Review drop, anchor by Ben Bartondrop, anchor
Published by erbacce-press
Reviewed by Eric Karl Anderson
Ben Barton’s poems construct a portrait of an individual starting from birth through the course of life encountering lovers and enduring the death of family members. There is an immediate sense of the fragility of life in the opening poem ‘The Re-Birth Remembered’ which describes how the narrator was born alongside a twin who was still born. That one should be taken home to be swaddled and loved while the other is shut in the dark and buried, their fates decided by trivial chance, seems an intolerable injustice that makes the narrator demand that they both be remembered.
These restrained poems don’t strive for deeper meaning because the profundity is there in the situation or encounter.
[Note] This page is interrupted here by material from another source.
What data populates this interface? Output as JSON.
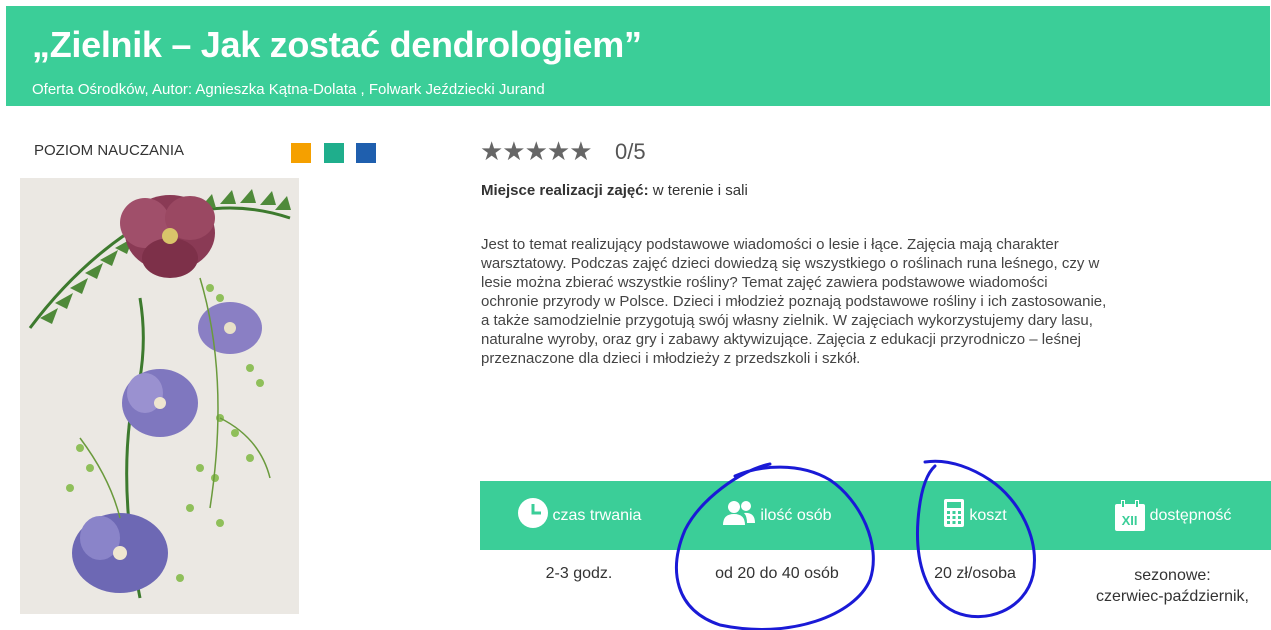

Each is charged with an emotion refracted through a snapshot of a particular situation. From ecstatic bliss “ten thousand sparklers went off in my head” to the pulsing everydayness of desire “I like to watch the men’s crotches bobbing with the tarmac bumps,” the grave humour of hiding from landlords demanding money “too scared, even to piss in the centre of the bowl” and the bitterness of loss/missed opportunities “Another year has passed without you here.” These poems create feelings which resonate and an ambiguity about the choices one should make.
Civil partnerships don’t necessarily make gay domestic harmony just because a contract has been signed. Although no one actually believes making a life-long commitment instantly resolves all those messy relationship problems (what David McConnell refers to as the “enchanted bed” of marriage), there is a buoyancy of feeling and vague expectation of unanimity between partners caused from legal reform which allows same sex couples to experience something akin to marriage. The happy gay home is called into question in the poem ‘Pink House.’ Small seemingly trivial arguments can erupt into bigger issues and it ends with the heavily ironic thought “Homo sweet homo.”
Like the final poem which describes a casual encounter: “It’s time to go home I guess,” the reader is left with a sense of longing for more. With a new book of poetry and a string of super 8 films in production the prolific poet/film-maker Ben Barton doesn’t seem to be slowing down. See http://roundeyebooks.blogspot.com/ for current events and projects.
Labels: Poetry Review